This week, I’m going to tell you about Mary Anning, the first well-known woman paleontologist, and the one whose story inspired “She Sells Sea Shells by the Sea Shore”.
Mary was born in 1799 in Lyme Regis, England, which is a coastal town. The coast by Lyme Regis has a cliff with rocks from the Jurassic Period (around 200 million years ago).
When Mary was 15-months old she was struck by lightning and survived, leading the townspeople to think of her as a miracle child. She learned to read and write at her local school, but beyond that her education was very limited.
She lived with her parents, Richard and Molly, and older brother, Joseph. Her father made furniture and supplemented their income by going to the coast to find fossils, which he would sell to tourists. He often brought Joseph and Mary with him to find fossils along the beach. When her father died in 1810, Mary continued to hunt for fossils to provide money for her family. Together with her brother, Mary found the skeleton of an ichthyosaur on the beach. They sold it and eventually it ended up in the British Museum.
Mary would go down to the beach with her dog, Tray, and look for ammonites, belemnites, vertebrae and other fossils. She’d take them home and clean them up, and in the afternoons, she’d sell her finds by the town road.
Eventually she made enough to open her own shop. Her finds were so good that they attracted the attention of known scientists. She found the first British specimen of a pterosaur and the first complete plesiosaur. She dissected modern squids and fish in order to better understand the animals she was finding.
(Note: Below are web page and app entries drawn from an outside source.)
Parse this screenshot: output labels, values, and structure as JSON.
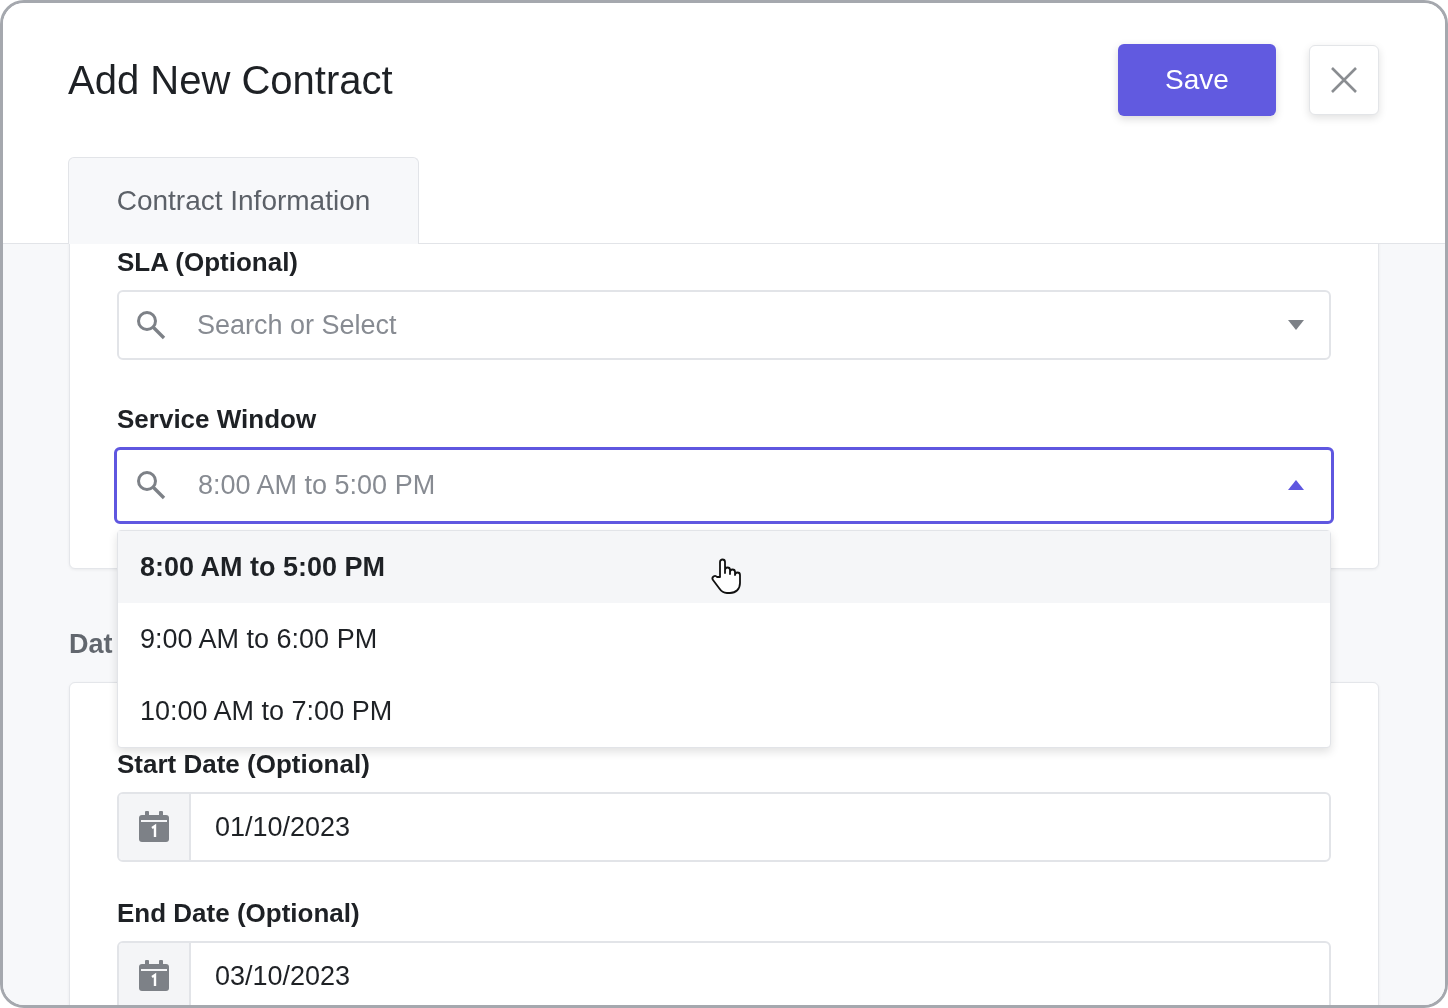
{
  "header": {
    "title": "Add New Contract",
    "save_button": "Save"
  },
  "tabs": [
    {
      "label": "Contract Information",
      "selected": true
    }
  ],
  "sla": {
    "label": "SLA (Optional)",
    "placeholder": "Search or Select"
  },
  "service_window": {
    "label": "Service Window",
    "placeholder": "8:00 AM to 5:00 PM",
    "expanded": true,
    "options": [
      {
        "label": "8:00 AM to 5:00 PM",
        "selected": true
      },
      {
        "label": "9:00 AM to 6:00 PM",
        "selected": false
      },
      {
        "label": "10:00 AM to 7:00 PM",
        "selected": false
      }
    ]
  },
  "dates_heading": "Dat",
  "start_date": {
    "label": "Start Date (Optional)",
    "value": "01/10/2023"
  },
  "end_date": {
    "label": "End Date (Optional)",
    "value": "03/10/2023"
  }
}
Even though she was not allowed to join the new Geological Society of London (no women were allowed to join at that time), many of her finds and research was presented there through the men she’d sell her fossils to. Often, they would not credit her at all. As her reputation grew, her scientist friends started adopting her ideas more readily. However, times were often tough for Mary, as it was hard for her to earn money. Her geologist friends, Henry de la Beche and William Buckland helped her through these moments. William even convinced the British Association for the Advancement of Science to provide her with an annual pension for her impressive work.
Mary died of breast cancer at a young age in 1847, but had a tremendous impact on paleontology. Because of her, we know that the stones in the guts of ichthyosaurs and plesiosaurs are actually fossilized feces (called cololites).
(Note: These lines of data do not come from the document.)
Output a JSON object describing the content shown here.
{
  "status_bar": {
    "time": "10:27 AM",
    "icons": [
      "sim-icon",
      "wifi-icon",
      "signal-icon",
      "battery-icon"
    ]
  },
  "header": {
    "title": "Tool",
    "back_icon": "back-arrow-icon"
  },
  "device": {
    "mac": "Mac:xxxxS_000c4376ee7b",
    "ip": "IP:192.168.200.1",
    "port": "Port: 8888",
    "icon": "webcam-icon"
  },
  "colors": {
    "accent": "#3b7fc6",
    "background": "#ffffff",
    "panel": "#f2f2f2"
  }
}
Mary started with very little in life, and even though she had only a few years of formal education, she worked every day to learn something new, find more fossils, and share her work with others.